Caused by a virus and spread by contact and contaminated materials, rinderpest has destroyed countless millions of cattle, buffalo, yaks and their wild relatives, with mortality rates in extreme cases reaching close to 100%.
Many centuries after it was first seen in Asia and Europe, rinderpest reached its height in the 1920s. At one time, the disease's footprint extended from Scandinavia to the Cape of Good Hope and from the Atlantic shore of Africa to the Philippine archipelago, with one outbreak reported in Brazil and another in Australia. In the early 1980s, rinderpest was still ravaging livestock herds around the world, with devastating epidemics hitting South Asia, the Middle East and Africa. Losses in Nigeria in the 1980s totaled $2 billion.
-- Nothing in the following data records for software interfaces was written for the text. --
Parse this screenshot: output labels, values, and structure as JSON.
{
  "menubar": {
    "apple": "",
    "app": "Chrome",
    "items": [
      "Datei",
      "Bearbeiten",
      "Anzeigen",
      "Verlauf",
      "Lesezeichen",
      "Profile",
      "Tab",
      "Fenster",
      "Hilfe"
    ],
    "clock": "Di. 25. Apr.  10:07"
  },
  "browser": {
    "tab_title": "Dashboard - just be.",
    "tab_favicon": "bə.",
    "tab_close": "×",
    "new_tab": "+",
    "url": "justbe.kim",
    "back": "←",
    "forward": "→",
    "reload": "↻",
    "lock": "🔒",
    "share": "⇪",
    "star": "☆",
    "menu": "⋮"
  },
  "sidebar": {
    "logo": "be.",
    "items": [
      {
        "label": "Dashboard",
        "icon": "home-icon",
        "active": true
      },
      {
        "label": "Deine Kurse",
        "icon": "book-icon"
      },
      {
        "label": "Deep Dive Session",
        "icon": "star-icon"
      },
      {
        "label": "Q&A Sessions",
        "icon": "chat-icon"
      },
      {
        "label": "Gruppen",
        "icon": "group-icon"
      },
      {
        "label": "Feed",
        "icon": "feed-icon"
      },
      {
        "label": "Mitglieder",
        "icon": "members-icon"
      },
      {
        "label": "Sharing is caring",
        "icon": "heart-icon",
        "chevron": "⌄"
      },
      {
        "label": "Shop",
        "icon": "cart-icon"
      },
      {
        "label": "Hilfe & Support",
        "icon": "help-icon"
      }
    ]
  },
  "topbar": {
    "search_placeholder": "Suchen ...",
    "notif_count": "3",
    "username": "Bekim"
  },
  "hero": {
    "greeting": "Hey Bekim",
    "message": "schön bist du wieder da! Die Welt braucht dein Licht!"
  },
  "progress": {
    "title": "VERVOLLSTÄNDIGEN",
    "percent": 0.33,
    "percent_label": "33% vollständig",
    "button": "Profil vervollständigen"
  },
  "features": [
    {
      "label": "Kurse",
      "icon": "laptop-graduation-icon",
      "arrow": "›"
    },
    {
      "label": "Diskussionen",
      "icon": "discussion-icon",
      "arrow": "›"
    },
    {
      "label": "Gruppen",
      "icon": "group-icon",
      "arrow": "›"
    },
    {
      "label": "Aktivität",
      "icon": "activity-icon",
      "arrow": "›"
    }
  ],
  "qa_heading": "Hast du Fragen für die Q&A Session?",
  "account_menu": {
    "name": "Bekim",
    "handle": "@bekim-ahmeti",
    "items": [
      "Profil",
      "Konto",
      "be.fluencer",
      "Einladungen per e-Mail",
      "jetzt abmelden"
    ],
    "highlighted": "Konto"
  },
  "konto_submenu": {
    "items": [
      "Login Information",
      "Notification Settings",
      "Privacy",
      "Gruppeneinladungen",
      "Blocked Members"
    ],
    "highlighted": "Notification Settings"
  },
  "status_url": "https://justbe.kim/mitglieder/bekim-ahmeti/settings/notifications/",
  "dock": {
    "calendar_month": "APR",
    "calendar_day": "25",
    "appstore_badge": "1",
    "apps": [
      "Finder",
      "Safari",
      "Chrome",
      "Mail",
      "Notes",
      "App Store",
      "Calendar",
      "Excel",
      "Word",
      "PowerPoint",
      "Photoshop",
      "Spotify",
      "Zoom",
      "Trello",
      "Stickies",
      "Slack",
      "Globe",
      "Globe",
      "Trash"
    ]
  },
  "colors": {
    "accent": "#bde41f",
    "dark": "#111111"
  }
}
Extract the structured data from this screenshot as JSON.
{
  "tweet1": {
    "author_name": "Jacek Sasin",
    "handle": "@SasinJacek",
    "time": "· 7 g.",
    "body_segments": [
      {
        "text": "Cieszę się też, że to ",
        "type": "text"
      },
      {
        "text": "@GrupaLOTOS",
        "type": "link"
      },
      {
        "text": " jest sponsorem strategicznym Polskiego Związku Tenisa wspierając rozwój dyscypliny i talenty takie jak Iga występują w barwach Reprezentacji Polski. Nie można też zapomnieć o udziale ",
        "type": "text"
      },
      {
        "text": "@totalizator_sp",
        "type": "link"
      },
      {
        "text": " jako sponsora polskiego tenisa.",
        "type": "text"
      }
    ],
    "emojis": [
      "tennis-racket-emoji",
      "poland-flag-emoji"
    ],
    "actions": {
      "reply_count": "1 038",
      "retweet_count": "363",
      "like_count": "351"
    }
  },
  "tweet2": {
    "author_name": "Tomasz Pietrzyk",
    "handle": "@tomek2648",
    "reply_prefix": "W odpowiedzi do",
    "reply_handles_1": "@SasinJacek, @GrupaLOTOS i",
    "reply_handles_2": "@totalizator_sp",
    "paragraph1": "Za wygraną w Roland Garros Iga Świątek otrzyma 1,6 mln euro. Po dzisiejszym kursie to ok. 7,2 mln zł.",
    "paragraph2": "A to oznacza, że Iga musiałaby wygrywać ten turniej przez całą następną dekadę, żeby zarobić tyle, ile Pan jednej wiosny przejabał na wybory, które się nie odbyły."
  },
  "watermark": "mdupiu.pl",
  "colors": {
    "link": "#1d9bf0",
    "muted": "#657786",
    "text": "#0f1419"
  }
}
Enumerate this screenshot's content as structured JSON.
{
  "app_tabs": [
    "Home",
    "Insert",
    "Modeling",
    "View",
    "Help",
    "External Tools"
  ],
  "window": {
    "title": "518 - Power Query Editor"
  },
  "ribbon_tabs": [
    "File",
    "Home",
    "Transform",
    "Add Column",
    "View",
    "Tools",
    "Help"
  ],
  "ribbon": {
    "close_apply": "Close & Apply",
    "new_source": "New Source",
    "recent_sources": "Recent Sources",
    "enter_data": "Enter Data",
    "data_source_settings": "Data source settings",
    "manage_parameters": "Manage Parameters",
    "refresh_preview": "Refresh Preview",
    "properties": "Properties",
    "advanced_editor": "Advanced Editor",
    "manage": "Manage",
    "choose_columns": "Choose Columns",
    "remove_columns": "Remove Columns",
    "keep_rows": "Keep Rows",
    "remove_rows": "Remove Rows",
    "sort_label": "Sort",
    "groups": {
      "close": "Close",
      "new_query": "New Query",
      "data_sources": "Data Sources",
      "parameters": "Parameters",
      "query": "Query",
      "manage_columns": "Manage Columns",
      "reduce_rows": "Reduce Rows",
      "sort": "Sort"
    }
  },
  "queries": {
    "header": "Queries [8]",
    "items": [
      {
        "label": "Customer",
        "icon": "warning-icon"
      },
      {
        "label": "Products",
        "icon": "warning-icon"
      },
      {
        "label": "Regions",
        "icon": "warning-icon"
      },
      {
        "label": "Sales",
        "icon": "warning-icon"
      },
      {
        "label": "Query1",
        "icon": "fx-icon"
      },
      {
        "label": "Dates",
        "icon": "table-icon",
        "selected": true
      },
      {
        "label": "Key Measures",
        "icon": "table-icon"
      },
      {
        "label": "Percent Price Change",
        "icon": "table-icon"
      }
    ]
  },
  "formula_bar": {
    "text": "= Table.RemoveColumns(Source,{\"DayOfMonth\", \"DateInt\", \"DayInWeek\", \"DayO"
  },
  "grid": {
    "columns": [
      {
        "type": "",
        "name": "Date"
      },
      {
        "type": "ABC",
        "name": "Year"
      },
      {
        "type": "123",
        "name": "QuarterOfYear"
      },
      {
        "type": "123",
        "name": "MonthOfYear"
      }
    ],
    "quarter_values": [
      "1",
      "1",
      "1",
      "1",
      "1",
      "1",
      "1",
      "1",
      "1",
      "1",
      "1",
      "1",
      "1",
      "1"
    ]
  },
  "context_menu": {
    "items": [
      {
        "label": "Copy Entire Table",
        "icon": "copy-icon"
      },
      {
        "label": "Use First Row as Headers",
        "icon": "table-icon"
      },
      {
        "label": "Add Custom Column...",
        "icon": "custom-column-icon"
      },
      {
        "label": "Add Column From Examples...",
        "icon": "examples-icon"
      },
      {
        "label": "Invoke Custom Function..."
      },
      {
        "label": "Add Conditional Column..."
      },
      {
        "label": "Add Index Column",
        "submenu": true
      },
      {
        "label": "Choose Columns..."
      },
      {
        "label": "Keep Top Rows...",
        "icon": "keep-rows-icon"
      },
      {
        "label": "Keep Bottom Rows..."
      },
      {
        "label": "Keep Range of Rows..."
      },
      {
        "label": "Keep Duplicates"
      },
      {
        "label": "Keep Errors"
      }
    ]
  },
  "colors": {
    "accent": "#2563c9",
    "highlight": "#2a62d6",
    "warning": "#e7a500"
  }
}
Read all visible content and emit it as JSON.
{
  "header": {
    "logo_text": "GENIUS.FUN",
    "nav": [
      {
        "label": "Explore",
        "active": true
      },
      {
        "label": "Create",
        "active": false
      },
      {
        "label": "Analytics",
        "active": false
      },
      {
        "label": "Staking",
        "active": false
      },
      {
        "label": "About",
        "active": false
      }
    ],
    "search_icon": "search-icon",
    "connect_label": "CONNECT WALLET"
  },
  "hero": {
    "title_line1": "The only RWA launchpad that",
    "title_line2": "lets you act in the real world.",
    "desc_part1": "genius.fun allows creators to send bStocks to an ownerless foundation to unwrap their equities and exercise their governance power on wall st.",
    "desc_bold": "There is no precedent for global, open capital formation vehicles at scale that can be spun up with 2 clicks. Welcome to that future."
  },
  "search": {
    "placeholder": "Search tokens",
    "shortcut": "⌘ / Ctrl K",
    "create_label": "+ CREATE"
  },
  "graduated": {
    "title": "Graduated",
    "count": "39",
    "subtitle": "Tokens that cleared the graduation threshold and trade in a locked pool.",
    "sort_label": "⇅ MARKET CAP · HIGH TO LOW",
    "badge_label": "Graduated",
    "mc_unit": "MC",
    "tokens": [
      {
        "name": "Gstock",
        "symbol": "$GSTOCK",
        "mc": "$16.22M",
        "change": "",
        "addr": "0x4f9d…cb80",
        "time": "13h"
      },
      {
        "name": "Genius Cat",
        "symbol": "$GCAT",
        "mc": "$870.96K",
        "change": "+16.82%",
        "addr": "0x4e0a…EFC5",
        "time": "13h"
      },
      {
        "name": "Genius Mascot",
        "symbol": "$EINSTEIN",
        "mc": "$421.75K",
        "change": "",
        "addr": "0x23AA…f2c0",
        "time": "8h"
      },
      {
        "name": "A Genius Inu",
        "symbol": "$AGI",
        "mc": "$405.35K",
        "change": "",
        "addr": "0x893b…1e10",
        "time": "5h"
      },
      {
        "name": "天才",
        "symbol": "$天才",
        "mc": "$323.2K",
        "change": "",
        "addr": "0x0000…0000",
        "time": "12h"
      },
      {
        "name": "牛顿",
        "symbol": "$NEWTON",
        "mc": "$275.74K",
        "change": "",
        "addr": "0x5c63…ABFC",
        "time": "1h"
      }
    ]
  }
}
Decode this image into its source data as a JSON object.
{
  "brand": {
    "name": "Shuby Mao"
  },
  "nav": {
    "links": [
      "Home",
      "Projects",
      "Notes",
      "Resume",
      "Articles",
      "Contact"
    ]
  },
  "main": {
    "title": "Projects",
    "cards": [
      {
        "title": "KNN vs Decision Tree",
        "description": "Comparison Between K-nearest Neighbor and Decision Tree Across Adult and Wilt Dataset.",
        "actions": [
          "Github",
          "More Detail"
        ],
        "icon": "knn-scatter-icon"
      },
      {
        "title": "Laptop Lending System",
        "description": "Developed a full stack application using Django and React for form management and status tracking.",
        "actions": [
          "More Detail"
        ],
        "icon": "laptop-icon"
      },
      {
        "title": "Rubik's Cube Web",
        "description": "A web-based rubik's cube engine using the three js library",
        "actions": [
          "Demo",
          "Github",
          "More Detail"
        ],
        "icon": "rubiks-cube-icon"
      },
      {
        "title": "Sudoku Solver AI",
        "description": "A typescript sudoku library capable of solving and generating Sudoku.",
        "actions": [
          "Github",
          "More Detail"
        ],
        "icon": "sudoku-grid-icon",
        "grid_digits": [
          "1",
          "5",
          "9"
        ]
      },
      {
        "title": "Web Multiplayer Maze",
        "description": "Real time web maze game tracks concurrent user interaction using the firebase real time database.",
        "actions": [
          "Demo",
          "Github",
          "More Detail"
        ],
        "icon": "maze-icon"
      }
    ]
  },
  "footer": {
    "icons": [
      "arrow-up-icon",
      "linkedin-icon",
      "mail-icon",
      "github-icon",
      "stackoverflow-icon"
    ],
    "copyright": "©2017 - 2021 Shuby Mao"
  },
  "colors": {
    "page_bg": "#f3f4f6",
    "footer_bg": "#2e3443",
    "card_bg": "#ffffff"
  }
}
Although rinderpest does not affect humans directly, its ability to cause swift, massive losses of cattle and other hoofed animals has led to devastating effects on agriculture for millennia, leaving famine and economic devastation in its wake.
"The control and elimination of rinderpest has always been a priority for the Organization since its early days in its mission to defeat hunger and strengthen global food security," said Jacques Diouf, FAO director-general as ministers, animal-health experts and partners gathered in Rome on Oct. 13-14 to participate in a Global Rinderpest Eradication Symposium.
"The disease has affected Europe, Asia and Africa for centuries and has caused widespread famine and decimated millions of animals, both domestic and wild,” Diouf said. “In the 1880s, rinderpest caused losses of up to 1 million head of cattle in Russia and central Europe."
When rinderpest entered Africa in the 19th Century, it decimated millions of heads of livestock and wildlife and triggered widespread famine. It is estimated in that pandemic alone, up to one-third of the human population of Ethiopia died of starvation as a result. The last known outbreak of rinderpest occurred in 2001 in Kenya.
A joint FAO/World Organization for Animal Health (OIE) announcement of global rinderpest eradication is expected in mid-2011, pending a review of final official disease status reports from a handful of countries to OIE.